If you are looking to send updates out through a web socket, then the code that is saving the data to the database needs to forward the data through the channels layer in addition to writing the data to the database.

So, signals are redundant for this. How about Celery task in App1? Instead of signals.py, should I leverage Channels only? How should be the order or steps?

If both processes are sending data out through channels to go out via websockets, I’d send the data through the channels layer from each project (or celery task) as necessary.

If the desired flow of data is project 1 -> browser and project 2 -> browser, then I would have the appropriate code in each project sending the data through the channels layer at whatever point in the code that you want to do that.

I don’t understand project1 and project2 but I think you are suggesting that remove the signals and do the whole operation via Celery/tasks.py.

App1 gets the real-time data. App2’s signals.py sends data to Django consumer, and it transmits the WebSocket messages to frontend. I suppose you suggested that operations should be done by Celery/ tasks.py for each app instead of Django signals.

How? (What is it doing?) What is it doing with this data after it has gotten it?

How does Celery fit into this?

What does app2 do with this data? Is it intended to only serve as an intermediary to the consumers?

It may be better (and possibly easier) if you temporarily forget about your current implementation, and describe the architecture of the solution that you are trying to build. Don’t try to address this in terms of code, but describe what systems are involved, and what needs to happen among them.

Industrial PC has a PostgreSQL database. It has a Django project itself. It works with the PLC and the whole automation system. Whenever the process starts, IPC’s code produces timestamps at that moment.

My Django has MySQL. App1 and App2 belong to my Django. App1’s models.py are empty when the Ethernet cable is not plugged. I can see the IPC’s data in App1’s models.when the Ethernet cable is plugged. So clear, right?

App 2 is the main app. It contains the timestamps. App 1 has live timestamps from PostgreSQL. Those live timestamps need to replace App 2’s timestamps.

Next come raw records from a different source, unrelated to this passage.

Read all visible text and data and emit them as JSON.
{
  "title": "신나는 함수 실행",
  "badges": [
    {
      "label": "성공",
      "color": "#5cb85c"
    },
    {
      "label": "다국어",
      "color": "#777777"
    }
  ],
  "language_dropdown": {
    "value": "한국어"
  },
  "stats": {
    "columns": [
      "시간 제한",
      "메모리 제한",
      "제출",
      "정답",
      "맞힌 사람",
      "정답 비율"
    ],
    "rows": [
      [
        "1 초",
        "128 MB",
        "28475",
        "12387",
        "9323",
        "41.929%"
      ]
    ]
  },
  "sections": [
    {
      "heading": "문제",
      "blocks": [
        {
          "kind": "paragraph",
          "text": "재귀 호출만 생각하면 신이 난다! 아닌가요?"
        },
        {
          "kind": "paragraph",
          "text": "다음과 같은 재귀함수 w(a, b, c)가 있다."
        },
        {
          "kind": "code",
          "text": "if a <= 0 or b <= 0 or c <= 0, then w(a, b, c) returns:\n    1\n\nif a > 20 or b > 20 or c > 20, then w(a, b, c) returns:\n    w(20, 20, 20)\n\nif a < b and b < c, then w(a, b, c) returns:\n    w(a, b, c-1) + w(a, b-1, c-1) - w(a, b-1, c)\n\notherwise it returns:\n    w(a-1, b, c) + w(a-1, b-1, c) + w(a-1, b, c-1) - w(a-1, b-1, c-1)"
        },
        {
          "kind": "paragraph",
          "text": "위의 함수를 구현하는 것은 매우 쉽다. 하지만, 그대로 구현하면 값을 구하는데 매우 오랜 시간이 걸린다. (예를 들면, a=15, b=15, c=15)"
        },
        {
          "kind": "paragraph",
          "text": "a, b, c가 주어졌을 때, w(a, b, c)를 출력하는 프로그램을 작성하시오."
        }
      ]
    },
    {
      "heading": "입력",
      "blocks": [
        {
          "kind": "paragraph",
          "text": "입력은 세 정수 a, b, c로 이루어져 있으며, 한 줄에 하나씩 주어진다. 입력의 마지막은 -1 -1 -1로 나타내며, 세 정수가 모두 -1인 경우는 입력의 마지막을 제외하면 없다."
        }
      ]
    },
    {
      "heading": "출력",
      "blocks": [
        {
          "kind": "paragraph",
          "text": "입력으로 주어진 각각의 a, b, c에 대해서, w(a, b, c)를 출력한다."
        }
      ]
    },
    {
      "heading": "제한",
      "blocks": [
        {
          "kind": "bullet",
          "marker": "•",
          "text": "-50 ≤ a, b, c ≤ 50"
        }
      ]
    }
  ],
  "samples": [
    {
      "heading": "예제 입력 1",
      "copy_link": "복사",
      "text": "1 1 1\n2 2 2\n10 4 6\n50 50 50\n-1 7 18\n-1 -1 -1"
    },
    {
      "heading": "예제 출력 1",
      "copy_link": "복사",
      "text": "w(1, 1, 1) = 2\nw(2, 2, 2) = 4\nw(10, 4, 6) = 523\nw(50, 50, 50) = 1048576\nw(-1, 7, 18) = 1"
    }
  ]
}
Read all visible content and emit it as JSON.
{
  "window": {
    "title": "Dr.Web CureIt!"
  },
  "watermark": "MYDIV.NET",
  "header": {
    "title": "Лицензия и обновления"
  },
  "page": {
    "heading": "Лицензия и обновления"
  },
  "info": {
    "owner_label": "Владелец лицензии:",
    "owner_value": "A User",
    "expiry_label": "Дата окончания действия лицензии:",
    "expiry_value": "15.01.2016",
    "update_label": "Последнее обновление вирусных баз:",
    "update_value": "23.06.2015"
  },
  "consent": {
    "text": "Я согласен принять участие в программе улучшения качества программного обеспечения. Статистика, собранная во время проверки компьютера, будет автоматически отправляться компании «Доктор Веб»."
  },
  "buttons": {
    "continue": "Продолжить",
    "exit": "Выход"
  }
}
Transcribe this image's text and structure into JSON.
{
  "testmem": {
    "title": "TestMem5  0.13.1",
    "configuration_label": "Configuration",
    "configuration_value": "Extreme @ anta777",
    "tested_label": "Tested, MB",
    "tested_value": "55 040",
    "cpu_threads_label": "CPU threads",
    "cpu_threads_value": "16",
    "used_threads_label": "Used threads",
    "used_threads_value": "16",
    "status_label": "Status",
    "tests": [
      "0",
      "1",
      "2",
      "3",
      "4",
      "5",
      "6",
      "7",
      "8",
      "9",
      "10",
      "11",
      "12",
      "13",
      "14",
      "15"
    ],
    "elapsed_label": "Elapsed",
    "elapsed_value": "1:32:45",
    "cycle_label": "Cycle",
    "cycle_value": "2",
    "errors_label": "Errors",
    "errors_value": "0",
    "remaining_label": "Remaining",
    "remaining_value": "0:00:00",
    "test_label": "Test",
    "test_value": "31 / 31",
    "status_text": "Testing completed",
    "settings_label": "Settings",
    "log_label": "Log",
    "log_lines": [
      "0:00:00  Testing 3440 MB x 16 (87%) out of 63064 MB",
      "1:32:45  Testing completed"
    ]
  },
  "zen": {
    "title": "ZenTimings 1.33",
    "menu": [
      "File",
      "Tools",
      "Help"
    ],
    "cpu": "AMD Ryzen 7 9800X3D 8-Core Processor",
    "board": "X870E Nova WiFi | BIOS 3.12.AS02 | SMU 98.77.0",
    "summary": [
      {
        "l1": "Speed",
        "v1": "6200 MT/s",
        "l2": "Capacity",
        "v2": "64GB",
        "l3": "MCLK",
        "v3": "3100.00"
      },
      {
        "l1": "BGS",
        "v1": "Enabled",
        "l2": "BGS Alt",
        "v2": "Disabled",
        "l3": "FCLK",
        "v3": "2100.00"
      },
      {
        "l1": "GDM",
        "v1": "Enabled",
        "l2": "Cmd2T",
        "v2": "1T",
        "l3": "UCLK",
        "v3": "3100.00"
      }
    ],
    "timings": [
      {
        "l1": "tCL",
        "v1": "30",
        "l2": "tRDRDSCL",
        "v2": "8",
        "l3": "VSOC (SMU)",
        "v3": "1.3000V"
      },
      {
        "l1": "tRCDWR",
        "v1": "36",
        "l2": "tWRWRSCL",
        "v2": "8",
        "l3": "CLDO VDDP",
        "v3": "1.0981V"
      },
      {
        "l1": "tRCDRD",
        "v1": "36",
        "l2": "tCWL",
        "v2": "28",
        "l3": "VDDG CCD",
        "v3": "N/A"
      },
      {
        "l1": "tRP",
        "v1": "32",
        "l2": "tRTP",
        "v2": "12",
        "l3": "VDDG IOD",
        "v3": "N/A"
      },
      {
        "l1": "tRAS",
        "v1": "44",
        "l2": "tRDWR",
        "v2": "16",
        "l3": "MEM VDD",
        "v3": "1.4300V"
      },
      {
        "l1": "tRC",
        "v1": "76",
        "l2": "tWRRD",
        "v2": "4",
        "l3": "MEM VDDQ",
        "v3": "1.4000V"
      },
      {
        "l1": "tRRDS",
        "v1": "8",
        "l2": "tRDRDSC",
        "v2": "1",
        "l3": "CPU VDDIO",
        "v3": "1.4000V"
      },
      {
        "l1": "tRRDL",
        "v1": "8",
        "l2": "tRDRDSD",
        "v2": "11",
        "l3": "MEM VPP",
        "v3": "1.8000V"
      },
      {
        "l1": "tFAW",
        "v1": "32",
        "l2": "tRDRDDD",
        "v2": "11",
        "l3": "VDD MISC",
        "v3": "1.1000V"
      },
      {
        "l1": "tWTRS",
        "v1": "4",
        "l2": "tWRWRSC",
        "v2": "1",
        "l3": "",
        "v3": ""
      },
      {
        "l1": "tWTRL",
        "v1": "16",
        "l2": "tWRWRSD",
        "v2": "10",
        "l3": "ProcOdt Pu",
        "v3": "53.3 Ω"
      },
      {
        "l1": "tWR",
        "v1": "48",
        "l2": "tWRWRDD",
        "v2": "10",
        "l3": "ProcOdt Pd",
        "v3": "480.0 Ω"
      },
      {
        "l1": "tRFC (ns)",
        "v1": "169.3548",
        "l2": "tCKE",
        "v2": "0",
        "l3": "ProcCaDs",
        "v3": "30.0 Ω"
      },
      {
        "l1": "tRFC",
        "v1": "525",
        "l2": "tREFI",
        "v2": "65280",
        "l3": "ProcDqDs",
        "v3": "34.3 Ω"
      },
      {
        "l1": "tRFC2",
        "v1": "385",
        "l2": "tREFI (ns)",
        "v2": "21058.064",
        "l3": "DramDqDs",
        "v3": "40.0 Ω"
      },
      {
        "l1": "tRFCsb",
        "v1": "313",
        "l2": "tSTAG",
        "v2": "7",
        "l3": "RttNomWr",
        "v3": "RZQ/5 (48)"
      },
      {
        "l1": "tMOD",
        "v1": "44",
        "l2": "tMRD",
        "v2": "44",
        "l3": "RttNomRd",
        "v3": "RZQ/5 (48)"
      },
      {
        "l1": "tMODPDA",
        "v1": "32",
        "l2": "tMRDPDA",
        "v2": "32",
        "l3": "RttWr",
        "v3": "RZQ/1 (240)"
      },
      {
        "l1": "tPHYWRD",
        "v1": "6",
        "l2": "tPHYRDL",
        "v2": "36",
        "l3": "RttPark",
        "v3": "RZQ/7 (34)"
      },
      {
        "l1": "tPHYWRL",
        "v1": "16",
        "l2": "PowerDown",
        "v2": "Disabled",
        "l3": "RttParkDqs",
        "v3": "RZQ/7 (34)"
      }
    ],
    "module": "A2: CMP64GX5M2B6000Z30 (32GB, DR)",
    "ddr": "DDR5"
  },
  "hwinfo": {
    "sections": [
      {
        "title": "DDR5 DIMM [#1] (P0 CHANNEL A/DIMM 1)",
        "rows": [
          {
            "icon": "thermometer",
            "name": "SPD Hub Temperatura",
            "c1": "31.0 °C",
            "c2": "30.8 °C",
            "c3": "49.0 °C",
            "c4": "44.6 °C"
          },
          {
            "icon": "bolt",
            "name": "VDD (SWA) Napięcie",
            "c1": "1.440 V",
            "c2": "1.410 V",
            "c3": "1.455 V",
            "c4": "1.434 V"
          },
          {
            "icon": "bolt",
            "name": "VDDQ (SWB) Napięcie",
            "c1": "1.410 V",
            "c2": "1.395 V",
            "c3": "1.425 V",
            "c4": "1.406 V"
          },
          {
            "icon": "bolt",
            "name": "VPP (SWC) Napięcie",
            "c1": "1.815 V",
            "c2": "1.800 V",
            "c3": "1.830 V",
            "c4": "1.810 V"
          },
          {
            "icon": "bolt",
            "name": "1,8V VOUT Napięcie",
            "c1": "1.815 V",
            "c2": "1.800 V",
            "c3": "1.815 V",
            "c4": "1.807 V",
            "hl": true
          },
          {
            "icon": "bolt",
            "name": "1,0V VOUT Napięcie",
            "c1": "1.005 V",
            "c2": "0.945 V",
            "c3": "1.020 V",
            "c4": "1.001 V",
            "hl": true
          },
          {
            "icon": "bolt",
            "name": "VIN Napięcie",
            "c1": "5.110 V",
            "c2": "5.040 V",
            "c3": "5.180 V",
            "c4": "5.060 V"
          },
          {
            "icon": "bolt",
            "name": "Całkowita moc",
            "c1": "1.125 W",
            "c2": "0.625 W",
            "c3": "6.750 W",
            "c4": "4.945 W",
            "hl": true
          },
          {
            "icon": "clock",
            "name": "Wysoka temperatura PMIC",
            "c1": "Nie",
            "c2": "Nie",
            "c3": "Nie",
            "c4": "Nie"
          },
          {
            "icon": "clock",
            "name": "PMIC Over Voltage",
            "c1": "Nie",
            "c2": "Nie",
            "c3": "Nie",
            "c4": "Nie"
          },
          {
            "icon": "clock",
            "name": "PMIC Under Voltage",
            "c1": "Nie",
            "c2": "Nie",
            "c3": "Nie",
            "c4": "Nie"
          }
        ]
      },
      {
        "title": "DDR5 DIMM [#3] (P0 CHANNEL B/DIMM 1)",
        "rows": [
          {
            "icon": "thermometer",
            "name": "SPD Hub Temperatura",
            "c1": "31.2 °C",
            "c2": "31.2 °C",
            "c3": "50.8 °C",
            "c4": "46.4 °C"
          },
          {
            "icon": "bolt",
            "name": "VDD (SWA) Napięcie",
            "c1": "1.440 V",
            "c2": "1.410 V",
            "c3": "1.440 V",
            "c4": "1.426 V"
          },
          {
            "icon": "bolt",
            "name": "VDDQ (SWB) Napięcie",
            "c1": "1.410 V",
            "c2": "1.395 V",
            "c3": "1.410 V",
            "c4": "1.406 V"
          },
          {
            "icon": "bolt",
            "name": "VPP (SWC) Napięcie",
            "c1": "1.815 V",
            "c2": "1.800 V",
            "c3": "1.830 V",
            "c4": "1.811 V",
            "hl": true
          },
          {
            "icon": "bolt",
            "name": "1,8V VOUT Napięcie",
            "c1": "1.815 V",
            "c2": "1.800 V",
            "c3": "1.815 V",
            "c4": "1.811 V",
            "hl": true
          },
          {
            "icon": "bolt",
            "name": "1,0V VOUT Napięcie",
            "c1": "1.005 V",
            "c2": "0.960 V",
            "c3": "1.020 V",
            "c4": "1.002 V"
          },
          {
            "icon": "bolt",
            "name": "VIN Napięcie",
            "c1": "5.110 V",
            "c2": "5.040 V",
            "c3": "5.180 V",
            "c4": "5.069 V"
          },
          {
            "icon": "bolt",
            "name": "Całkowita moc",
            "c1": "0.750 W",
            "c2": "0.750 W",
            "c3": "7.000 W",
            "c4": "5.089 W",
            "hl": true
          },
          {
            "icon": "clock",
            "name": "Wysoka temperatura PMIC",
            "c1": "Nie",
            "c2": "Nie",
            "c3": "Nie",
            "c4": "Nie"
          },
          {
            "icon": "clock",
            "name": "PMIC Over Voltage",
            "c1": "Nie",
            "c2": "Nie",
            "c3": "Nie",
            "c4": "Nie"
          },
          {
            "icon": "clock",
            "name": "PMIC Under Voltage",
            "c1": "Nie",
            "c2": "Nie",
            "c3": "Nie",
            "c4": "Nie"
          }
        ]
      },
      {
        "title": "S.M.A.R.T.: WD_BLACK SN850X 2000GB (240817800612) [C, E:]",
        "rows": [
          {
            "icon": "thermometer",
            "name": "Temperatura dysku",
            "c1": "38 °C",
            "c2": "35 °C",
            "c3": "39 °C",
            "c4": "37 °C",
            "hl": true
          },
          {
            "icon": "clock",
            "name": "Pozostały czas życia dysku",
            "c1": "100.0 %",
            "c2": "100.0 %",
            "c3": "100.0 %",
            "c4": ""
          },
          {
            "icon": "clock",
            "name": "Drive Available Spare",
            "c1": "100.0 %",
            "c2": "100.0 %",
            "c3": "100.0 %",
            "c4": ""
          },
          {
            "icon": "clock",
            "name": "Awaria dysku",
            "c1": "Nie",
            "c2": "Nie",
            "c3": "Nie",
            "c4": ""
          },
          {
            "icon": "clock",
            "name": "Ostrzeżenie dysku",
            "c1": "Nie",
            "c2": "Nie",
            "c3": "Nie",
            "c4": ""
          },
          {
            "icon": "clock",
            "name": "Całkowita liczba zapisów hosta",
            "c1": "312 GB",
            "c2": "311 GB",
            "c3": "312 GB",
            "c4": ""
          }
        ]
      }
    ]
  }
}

Signals had been thought of as incoming data handlers. But obviously, it will be removed. The thinking here is handling the incoming data in App1 and passing it to App2 so that we can display the real-time timestamps without refreshing the page (App2/templates) in real-time.

So it is basically a real-time data transfer from two different devices that have two different databases. I don’t understand the emphasis on general architecture. Data is in Django’s App1 already. The problem is how to convey it to the browser.

Celery’s issue is handling command attributes and timestamps periodically. It was thought of as the as the first stop for incoming data. Data needs to be captured first and then conveyed to App2.

The main issue is how to handle incoming data. What is the most conventional or solid way to do this?